_The data_.
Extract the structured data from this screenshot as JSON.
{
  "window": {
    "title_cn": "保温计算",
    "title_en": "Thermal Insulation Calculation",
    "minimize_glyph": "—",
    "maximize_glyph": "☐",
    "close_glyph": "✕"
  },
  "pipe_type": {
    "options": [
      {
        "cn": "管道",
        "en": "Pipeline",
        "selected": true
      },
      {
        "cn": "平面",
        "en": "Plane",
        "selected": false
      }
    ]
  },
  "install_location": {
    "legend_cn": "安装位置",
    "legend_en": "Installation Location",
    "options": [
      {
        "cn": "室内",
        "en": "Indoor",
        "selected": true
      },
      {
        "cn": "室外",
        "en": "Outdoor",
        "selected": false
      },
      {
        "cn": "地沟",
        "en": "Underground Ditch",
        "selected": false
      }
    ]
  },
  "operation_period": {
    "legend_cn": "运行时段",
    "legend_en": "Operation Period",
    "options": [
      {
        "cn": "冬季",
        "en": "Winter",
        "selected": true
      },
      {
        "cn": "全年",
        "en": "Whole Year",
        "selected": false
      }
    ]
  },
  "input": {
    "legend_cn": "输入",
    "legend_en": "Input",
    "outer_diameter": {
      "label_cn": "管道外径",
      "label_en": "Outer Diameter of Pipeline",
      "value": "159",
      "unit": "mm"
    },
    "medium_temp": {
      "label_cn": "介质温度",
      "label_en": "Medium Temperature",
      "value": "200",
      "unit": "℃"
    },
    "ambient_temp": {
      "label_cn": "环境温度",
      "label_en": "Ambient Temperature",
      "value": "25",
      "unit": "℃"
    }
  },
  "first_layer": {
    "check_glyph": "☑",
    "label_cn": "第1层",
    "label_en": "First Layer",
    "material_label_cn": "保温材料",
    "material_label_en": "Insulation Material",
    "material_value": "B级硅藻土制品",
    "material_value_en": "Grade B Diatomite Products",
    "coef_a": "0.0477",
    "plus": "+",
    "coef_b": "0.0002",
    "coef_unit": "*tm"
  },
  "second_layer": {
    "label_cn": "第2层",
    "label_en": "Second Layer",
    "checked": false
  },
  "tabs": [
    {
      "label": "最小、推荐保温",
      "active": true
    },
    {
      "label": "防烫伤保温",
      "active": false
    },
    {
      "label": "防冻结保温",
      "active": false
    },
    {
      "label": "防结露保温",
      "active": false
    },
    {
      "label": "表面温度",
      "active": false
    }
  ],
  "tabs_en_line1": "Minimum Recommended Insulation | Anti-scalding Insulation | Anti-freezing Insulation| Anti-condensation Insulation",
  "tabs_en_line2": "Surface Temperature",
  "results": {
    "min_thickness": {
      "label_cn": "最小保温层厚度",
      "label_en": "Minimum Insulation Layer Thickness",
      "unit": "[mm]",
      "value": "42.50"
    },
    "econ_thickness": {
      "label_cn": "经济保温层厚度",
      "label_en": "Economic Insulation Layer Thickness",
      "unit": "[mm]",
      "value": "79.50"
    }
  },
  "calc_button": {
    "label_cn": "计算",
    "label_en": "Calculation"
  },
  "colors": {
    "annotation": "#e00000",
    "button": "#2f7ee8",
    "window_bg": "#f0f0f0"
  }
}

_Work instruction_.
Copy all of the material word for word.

_Task output_.
Extract the structured data from this screenshot as JSON.
{
  "window": {
    "title_cn": "保温计算",
    "title_en": "Thermal Insulation Calculation",
    "minimize_glyph": "—",
    "maximize_glyph": "☐",
    "close_glyph": "✕"
  },
  "pipe_type": {
    "options": [
      {
        "cn": "管道",
        "en": "Pipeline",
        "selected": true
      },
      {
        "cn": "平面",
        "en": "Plane",
        "selected": false
      }
    ]
  },
  "install_location": {
    "legend_cn": "安装位置",
    "legend_en": "Installation Location",
    "options": [
      {
        "cn": "室内",
        "en": "Indoor",
        "selected": true
      },
      {
        "cn": "室外",
        "en": "Outdoor",
        "selected": false
      },
      {
        "cn": "地沟",
        "en": "Underground Ditch",
        "selected": false
      }
    ]
  },
  "operation_period": {
    "legend_cn": "运行时段",
    "legend_en": "Operation Period",
    "options": [
      {
        "cn": "冬季",
        "en": "Winter",
        "selected": true
      },
      {
        "cn": "全年",
        "en": "Whole Year",
        "selected": false
      }
    ]
  },
  "input": {
    "legend_cn": "输入",
    "legend_en": "Input",
    "outer_diameter": {
      "label_cn": "管道外径",
      "label_en": "Outer Diameter of Pipeline",
      "value": "159",
      "unit": "mm"
    },
    "medium_temp": {
      "label_cn": "介质温度",
      "label_en": "Medium Temperature",
      "value": "200",
      "unit": "℃"
    },
    "ambient_temp": {
      "label_cn": "环境温度",
      "label_en": "Ambient Temperature",
      "value": "25",
      "unit": "℃"
    }
  },
  "first_layer": {
    "check_glyph": "☑",
    "label_cn": "第1层",
    "label_en": "First Layer",
    "material_label_cn": "保温材料",
    "material_label_en": "Insulation Material",
    "material_value": "B级硅藻土制品",
    "material_value_en": "Grade B Diatomite Products",
    "coef_a": "0.0477",
    "plus": "+",
    "coef_b": "0.0002",
    "coef_unit": "*tm"
  },
  "second_layer": {
    "label_cn": "第2层",
    "label_en": "Second Layer",
    "checked": false
  },
  "tabs": [
    {
      "label": "最小、推荐保温",
      "active": true
    },
    {
      "label": "防烫伤保温",
      "active": false
    },
    {
      "label": "防冻结保温",
      "active": false
    },
    {
      "label": "防结露保温",
      "active": false
    },
    {
      "label": "表面温度",
      "active": false
    }
  ],
  "tabs_en_line1": "Minimum Recommended Insulation | Anti-scalding Insulation | Anti-freezing Insulation| Anti-condensation Insulation",
  "tabs_en_line2": "Surface Temperature",
  "results": {
    "min_thickness": {
      "label_cn": "最小保温层厚度",
      "label_en": "Minimum Insulation Layer Thickness",
      "unit": "[mm]",
      "value": "42.50"
    },
    "econ_thickness": {
      "label_cn": "经济保温层厚度",
      "label_en": "Economic Insulation Layer Thickness",
      "unit": "[mm]",
      "value": "79.50"
    }
  },
  "calc_button": {
    "label_cn": "计算",
    "label_en": "Calculation"
  },
  "colors": {
    "annotation": "#e00000",
    "button": "#2f7ee8",
    "window_bg": "#f0f0f0"
  }
}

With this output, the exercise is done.